Bulging, ropy, and discolored, varicose veins are a sign of poor vein health. They can also negatively impact a person’s aesthetics and self esteem. If you are suffering from varicose veins you probably have many questions. One of the queries that vein experts in Hackensack hear most often is “can arteries become varicose as well as veins?” The simple answer to this question is “no,” but to understand why requires a bit more explanation. Our vein doctor explains.
What do Hackensack residents need to know about the ways veins and arteries differ?
Your veins and your arteries have two very different tasks. Your arteries are responsible for transporting oxygenated blood to your extremities and your organs. This nutrient rich blood helps your body carry out its most important functions. After your blood is depleted, your veins return it back to the heart. These two tasks are different, so veins and arteries have different ways of going about their business.
If you were to take a closer look at your arteries, you would find that they are thick, tubular structures lined with muscle tissue. This tissue contracts each time your heart beats, giving blood the push it needs to travel throughout your body. Veins lack these thick, muscular walls. Instead, they rely a system of tiny one-way valves. These valves allow blood to flow towards the heart, but stop it from moving backwards into the vessel below. They also provide pressure that helps blood move against the force of gravity and back to the heart.
A vein’s lack of muscular wall puts it at risk for becoming varicose. If its valves become damaged or stop working effectively, blood can begin to build up in the vein. This allows the vein walls to stretch out, leading to lumpy, ropy varicose veins. Aesthetic issues aren’t the only symptoms associated with varicose veins: patients may also feel throbbing discomfort in their legs or itchiness on the skin around the diseased vessel.
What would happen if blood flow slowed down in an artery? Their strong walls and stretchy nature would help them stand up to the extra pressure. As a result, they will not become varicose. This doesn’t mean they can’t become diseased, though. Peripheral artery disease can occur, which may lead to leg pain and weakness.
What can be done to treat varicose veins?
Now that you do not have to worry about your arteries becoming varicose, it is time to think about how best to treat your damaged veins. Checking in with a vein doctor in Hackensack is a great place to start. Your doctor will run a series of tests on your varicosities to help him better understand your current condition. He may look inside your legs with a painless, non-invasive ultrasound. He may also ask you a series of questions about your lifestyle and family history.
Once your doctor understands your vascular condition, he can make recommendations about the best course of varicose vein treatment in Hackensack. He may encourage you to make changes in your lifestyle to help improve your vein function. Minimally invasive surgical vein treatment may also be an effective option.

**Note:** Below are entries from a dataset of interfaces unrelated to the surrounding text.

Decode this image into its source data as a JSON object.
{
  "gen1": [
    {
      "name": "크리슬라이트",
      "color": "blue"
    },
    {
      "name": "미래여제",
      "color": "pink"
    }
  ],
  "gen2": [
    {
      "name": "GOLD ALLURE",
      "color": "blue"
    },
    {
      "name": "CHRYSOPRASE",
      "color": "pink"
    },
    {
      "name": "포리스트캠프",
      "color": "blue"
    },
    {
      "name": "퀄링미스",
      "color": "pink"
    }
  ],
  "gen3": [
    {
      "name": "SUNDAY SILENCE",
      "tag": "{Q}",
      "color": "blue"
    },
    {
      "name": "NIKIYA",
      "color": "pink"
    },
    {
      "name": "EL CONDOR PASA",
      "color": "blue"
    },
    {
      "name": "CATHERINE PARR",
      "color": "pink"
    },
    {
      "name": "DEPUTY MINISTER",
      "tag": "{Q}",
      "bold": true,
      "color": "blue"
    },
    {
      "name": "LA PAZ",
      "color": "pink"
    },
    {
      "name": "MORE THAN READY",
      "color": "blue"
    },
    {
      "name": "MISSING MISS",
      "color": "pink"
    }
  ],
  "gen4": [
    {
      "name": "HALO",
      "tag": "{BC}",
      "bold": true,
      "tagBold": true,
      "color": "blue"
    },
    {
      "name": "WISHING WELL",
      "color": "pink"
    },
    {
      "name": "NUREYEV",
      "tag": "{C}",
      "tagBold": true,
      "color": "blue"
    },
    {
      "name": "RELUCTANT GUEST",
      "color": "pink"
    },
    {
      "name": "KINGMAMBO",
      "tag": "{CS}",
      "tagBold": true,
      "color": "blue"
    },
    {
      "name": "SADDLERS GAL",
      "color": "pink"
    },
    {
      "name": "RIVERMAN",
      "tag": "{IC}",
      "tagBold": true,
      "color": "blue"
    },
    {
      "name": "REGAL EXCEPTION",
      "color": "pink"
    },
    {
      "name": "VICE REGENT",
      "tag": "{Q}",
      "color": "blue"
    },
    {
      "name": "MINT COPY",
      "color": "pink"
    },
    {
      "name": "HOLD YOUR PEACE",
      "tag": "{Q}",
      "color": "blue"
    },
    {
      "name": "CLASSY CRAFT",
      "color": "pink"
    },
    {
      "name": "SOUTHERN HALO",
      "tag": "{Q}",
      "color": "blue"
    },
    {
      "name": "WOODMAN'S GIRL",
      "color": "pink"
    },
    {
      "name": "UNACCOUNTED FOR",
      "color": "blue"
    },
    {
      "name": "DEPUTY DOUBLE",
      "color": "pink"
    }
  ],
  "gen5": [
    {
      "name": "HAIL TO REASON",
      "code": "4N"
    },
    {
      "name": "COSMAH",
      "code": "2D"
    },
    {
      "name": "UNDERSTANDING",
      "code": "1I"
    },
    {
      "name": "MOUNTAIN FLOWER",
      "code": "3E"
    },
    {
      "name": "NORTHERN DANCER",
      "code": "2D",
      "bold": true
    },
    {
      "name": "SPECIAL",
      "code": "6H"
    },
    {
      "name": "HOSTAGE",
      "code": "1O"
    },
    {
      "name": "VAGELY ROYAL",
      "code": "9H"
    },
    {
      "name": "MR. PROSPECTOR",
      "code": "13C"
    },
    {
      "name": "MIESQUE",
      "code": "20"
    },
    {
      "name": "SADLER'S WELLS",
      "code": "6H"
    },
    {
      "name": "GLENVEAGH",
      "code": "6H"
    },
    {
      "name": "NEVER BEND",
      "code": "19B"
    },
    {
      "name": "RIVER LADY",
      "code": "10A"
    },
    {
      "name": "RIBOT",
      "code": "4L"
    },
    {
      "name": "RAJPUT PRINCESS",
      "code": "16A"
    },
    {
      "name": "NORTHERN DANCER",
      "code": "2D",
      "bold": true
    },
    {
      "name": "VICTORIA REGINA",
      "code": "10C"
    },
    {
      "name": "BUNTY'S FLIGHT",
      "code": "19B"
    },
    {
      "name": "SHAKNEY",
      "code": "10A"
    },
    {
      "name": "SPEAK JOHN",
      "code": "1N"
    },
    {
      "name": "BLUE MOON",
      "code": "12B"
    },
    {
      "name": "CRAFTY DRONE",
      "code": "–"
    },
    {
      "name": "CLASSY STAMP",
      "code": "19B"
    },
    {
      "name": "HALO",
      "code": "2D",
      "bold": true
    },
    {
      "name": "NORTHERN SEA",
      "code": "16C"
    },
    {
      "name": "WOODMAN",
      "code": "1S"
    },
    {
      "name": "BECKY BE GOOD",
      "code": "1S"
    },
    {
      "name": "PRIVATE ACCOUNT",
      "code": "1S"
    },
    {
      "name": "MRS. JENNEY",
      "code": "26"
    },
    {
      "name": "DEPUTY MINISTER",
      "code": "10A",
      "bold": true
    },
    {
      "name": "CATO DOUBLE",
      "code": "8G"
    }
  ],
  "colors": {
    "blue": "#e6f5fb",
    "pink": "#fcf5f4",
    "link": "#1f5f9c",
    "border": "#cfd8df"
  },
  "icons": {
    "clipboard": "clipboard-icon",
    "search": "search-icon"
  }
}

Whether you are interested in vein removal in Hackensack or are simply looking for someone to answer questions about how your circulatory system functions, Cross County Cardiology is here to help. Our compassionate and knowledgeable staff, led by our fine board certified doctors, is here to help keep your veins in the best shape possible. We’d love to talk with you further: give us a call at 201-299-4479 or go online to schedule a consultation with our experts. We’d love to help keep your veins in optimal shape.